One of the nine fortresses planned by Edward I to consolidate his conquest of North Wales. Harlech was built on a rocky hill above the shore-line of Tremadoc Bay in the 1280s under the supervision of the King’s master mason James of St.George. It is a good example of a concentric castle, with two rectangles of fortifications forming an inner aand a middle bailey. As originally planned, the castle could be maintained from the sea; an outer bailey wall encloses the precipitous steps to sea level on the northern and western sides. To the south and east a moat was hacked out of the rock; the eastern side was the most vulnerable to attack and here the defences were strongest, with a drawbridge at either end of the moat and the outer one protected by a barbican. The middle bailey forms a terrace round the inner bailey and has much lower walls, so an attack would come under fire from both sets of battlements. During the Wars of the Roses (1455-1485) the castle surrendered to the Yorkist only after a seven years siege. The castle active history came to an end after the Civil War.
Controlling the lowest crossing of the river Clwyd, this site has a long military history. Welsh princes and Saxon Kings fought over it before the Conquest, and the Normans seized it and put up a motte-and-bailey castle as early as 1073, the earthworks can still be seen at a little distance from the present stone ruins of Edward I’s Castle. This, like Flint Castle was in progress even before Llywelyn ap Gruffydd surrendered to the English king in October 1277, the work was directed by Edward’s expert Master James of St.George.
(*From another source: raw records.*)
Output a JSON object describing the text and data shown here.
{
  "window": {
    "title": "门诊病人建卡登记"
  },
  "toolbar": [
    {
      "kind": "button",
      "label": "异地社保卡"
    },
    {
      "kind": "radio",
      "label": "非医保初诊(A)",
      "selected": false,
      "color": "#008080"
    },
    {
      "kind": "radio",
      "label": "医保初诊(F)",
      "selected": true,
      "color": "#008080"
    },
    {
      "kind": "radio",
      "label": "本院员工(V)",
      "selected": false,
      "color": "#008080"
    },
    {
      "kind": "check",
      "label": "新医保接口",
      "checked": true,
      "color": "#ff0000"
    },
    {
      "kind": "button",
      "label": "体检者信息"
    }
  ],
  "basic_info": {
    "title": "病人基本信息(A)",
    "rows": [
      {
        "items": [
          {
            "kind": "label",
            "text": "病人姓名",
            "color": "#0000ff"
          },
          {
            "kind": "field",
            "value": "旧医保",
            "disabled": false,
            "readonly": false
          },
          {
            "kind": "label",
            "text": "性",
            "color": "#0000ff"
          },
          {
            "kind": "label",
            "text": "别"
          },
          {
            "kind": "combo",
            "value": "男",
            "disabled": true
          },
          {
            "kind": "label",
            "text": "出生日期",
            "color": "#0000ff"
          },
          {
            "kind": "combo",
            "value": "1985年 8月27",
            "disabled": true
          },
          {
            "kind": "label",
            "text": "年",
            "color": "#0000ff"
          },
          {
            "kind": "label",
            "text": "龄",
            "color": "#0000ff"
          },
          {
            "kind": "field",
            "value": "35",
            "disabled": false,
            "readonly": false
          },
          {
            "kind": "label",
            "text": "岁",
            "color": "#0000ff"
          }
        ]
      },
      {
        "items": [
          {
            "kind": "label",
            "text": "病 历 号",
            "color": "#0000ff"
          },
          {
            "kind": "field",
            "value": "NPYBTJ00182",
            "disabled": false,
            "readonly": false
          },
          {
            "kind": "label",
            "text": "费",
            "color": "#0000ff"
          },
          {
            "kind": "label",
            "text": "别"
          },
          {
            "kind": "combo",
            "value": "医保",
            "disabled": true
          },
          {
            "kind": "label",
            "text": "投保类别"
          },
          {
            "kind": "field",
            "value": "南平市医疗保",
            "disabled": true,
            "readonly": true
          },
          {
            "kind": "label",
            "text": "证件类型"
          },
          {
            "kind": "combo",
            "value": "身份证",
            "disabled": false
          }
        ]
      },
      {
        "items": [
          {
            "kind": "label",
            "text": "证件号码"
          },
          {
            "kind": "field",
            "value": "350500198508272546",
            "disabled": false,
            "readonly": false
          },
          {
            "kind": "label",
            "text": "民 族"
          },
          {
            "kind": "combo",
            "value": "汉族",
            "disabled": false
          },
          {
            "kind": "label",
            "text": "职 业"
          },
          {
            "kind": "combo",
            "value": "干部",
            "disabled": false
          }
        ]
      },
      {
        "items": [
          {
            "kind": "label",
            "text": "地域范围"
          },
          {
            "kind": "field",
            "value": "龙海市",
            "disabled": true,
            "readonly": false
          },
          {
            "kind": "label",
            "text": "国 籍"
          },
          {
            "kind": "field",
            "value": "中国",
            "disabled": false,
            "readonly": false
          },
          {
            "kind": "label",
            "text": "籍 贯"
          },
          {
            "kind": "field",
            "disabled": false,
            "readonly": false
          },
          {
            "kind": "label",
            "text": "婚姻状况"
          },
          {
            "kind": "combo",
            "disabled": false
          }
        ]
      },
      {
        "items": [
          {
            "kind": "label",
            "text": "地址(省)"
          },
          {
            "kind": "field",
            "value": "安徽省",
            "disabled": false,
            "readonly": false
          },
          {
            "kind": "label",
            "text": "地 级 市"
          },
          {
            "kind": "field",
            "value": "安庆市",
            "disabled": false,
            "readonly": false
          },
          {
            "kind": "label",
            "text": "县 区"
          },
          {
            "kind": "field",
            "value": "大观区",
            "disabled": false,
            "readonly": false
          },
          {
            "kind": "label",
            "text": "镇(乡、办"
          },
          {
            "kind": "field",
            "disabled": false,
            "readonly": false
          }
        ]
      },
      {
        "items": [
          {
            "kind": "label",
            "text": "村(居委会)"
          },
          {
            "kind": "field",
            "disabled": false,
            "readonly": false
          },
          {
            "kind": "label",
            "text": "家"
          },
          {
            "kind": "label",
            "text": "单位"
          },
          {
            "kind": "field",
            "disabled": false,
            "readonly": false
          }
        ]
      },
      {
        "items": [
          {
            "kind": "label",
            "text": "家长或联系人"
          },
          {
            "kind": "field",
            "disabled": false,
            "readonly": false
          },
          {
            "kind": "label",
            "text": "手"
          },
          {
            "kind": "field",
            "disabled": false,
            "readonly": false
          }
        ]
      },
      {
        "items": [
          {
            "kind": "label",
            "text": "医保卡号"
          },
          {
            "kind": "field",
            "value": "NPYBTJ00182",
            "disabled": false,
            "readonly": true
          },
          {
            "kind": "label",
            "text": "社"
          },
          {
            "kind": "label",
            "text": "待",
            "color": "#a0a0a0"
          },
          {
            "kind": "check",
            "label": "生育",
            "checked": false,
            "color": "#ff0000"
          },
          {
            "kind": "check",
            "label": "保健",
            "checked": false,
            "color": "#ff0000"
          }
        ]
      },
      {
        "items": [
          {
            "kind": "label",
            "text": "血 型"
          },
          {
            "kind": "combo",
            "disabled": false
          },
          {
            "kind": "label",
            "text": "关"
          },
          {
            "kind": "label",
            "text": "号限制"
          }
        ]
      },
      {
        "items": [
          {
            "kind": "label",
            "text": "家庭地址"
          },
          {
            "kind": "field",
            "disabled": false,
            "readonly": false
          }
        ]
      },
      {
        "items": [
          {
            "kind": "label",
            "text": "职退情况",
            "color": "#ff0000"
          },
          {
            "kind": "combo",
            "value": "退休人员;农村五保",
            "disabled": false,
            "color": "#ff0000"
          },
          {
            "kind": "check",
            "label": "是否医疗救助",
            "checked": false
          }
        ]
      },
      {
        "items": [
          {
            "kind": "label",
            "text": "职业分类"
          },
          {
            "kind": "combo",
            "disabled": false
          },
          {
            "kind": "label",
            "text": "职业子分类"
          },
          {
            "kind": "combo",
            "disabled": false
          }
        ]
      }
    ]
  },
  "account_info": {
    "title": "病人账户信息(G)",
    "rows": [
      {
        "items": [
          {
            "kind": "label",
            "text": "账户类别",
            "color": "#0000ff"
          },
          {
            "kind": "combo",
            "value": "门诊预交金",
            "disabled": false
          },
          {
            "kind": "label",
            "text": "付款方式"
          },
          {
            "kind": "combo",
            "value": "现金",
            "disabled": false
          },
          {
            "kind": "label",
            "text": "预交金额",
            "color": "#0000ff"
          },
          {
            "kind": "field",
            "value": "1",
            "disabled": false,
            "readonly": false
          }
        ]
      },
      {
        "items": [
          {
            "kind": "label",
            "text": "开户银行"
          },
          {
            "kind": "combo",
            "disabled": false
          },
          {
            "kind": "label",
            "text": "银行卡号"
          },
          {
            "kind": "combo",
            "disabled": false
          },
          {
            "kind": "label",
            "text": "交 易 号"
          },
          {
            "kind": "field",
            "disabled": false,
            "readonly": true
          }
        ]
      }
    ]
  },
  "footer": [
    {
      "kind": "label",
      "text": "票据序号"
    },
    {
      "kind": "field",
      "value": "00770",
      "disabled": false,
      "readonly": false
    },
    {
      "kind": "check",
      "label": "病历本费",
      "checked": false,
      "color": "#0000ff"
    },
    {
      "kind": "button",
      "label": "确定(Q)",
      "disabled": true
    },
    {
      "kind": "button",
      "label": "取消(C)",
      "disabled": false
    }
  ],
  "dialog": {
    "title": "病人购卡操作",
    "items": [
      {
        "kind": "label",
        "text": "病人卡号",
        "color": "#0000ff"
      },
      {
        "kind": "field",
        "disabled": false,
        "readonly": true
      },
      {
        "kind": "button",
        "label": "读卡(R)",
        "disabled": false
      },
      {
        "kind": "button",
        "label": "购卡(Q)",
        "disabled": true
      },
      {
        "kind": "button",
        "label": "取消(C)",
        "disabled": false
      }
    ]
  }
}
Edward was determined to hold down Wales , and given the mountainous nature of the interior that meant building a castle and be preoared to supply them by sea; in the case of Rhuddlan ,1800 ditches were employed to divert the Clwyd into a canal that ran down one side of the castle. A moat covered the other three sides. Rhuddlan was a concentric castle , the outer curtain wall has virtuall disappeared , but the inner wall is still a striking site. The castle’s defences remained unbreached when the Welsh rebelled in 1382, and Rhuddlan held out again in 1400 when Owain Glyndwr arracked the town. During the Civil War it was held for the King until 1646, abd afterward slighted by Parliament.